Concepts: Education, Knowledge, Generation Y, Generation, Strauss and Howe, Keith Jarrett, Generation X, Generation Z


Many feel that the generational differences encountered with Millennial trainees are novel; the reality is that prior generations have always bemoaned generational differences. This is not a new problem; some of the same things may even have been said about us during our own training! There are a variety of myths and misconceptions about the Millennial generation (also known as Generation Y). In this article we review some of the differences frequently encountered as we educate and work alongside our Millennial colleagues, dispelling some of the myths and misconceptions. With increased understanding of this talented group of individuals, we hope to be more effective teachers and have more successful professional relationships.

Concepts: Education, School, Teacher, Generation Y, Generation, Strauss and Howe, Generation X, Generation Z


Much has been written about teaching Millennials; however, little has been discussed about Generation Z-those just entering college. Nursing instructors must adapt to the upcoming generation’s mobile tech-savviness and self-directed learning, which often is accompanied by a lack of critical thinking skills. Teaching strategies and incorporating technology are highlighted. J Contin Educ Nurs. 2016;47(6):253-254.

Concepts: Critical thinking, Educational psychology, Skill, Thought, Learning, Generation Y, Strauss and Howe, Generation Z

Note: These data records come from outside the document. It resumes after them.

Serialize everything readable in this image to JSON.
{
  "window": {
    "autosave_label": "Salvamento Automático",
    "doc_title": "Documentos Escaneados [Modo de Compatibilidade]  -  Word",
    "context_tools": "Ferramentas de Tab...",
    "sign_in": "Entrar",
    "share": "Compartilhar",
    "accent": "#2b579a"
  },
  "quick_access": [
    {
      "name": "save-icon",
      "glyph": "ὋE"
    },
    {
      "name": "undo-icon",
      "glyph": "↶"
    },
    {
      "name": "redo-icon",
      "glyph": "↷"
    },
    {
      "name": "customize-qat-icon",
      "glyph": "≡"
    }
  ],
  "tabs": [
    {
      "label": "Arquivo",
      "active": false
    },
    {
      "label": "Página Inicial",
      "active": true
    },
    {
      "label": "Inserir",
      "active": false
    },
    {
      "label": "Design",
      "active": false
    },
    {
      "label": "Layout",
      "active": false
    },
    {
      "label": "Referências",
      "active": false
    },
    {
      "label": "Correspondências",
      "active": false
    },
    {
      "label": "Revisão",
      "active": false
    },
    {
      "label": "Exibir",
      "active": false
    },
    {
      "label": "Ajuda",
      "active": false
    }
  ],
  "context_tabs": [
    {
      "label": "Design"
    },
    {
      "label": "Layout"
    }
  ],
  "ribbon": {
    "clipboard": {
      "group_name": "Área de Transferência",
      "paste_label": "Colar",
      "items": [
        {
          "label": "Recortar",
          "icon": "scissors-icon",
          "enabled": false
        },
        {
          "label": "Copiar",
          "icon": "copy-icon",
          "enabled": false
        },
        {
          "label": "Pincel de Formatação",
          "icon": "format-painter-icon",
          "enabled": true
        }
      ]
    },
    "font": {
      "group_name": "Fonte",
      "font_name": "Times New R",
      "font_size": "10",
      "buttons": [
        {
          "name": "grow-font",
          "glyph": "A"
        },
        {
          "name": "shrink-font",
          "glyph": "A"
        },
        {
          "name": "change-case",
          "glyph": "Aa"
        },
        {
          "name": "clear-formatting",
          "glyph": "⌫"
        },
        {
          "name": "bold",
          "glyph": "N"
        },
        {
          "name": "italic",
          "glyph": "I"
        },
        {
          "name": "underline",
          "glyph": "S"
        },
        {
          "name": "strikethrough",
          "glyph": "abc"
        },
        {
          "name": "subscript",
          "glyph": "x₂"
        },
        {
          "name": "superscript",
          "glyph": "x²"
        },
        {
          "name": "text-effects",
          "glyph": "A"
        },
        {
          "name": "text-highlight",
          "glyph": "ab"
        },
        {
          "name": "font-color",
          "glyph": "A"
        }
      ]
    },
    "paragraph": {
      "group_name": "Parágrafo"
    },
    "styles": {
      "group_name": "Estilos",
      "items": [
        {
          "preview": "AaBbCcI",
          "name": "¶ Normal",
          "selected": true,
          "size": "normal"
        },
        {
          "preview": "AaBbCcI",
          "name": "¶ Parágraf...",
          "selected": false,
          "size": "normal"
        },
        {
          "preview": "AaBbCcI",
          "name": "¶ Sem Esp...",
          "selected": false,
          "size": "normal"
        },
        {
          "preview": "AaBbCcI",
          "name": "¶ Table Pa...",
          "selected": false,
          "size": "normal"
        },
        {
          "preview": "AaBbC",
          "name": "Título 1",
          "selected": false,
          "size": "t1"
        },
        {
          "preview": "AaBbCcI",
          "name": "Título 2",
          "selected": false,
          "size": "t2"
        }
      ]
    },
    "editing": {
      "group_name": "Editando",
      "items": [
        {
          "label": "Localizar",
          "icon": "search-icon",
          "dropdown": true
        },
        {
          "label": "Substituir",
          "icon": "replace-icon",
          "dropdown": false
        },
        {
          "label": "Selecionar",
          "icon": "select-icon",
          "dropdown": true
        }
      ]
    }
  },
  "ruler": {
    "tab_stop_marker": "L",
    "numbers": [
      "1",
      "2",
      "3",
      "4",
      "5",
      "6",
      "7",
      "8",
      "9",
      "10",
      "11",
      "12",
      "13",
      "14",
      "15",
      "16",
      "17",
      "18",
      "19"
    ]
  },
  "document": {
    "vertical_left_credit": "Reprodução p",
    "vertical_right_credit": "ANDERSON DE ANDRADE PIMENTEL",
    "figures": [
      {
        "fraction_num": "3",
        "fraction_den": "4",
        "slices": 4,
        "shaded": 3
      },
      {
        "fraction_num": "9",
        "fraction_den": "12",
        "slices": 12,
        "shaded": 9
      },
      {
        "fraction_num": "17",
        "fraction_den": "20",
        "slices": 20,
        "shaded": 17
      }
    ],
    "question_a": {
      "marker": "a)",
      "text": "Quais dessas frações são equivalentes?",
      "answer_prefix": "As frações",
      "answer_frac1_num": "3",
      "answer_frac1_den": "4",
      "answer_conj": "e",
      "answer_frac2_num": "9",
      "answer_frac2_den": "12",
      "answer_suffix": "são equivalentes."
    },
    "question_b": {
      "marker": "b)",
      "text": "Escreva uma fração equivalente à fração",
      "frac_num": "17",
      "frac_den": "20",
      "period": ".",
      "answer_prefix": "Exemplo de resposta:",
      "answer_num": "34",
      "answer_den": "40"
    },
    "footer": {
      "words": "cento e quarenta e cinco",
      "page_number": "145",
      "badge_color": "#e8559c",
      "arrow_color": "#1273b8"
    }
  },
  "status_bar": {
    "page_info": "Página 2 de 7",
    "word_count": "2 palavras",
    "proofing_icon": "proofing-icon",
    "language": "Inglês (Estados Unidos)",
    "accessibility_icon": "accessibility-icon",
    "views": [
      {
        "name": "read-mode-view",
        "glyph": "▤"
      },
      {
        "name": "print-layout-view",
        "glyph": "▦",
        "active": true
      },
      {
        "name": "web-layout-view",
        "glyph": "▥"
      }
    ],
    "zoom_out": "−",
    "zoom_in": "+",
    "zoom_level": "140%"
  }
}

Although the digital revolution only started towards the end of the twentieth century, it has already dramatically shifted our world away from traditional industries and ushered in a new age of information. Virtually every aspect of our modern lives has either been transformed or challenged, including medical education. This article describes three of the important factors that are causing seismic changes in medical education in Scotland and abroad. The first is the new generation of ‘digital natives’ that are arriving in medical schools. In response, faculty members have had to become ‘digital immigrants’ and adapt their pedagogies. Second, the rise of social media has allowed the creation of virtual learning environments and communities that augment but also compete with traditional brick-and-mortar institutions. Finally, an ever-increasing range of e-learning resources promise freely accessible and up-to-date evidence, but their sheer volume and lack of standardisation will require careful curation.

Concepts: Sociology, Physician, 20th century, Medical school, Virtual learning environment, Digital, Generation Z, Digital native


This paper examines differences in work-family conflict and synergy among the four generational groups represented in the contemporary workforce: Generation Y Generation X, Baby Boomers, and Matures using data from the 2008 National Study of the Changing Workforce (n = 3,502). Significant generational differences were found for work-family conflict (work interfering with family and family interfering with work) but not for work-family synergy. Mental health and job pressure were the best predictors of work interfering with family conflict for each generational group. Work-family synergy presented a more complex picture. Work-family conflict and synergy were significantly related to job, marital, and life satisfaction. Implications and directions for future research are discussed.

Concepts: Demographics, Generation Y, Cultural generations, Strauss and Howe, Generation X, Generation Z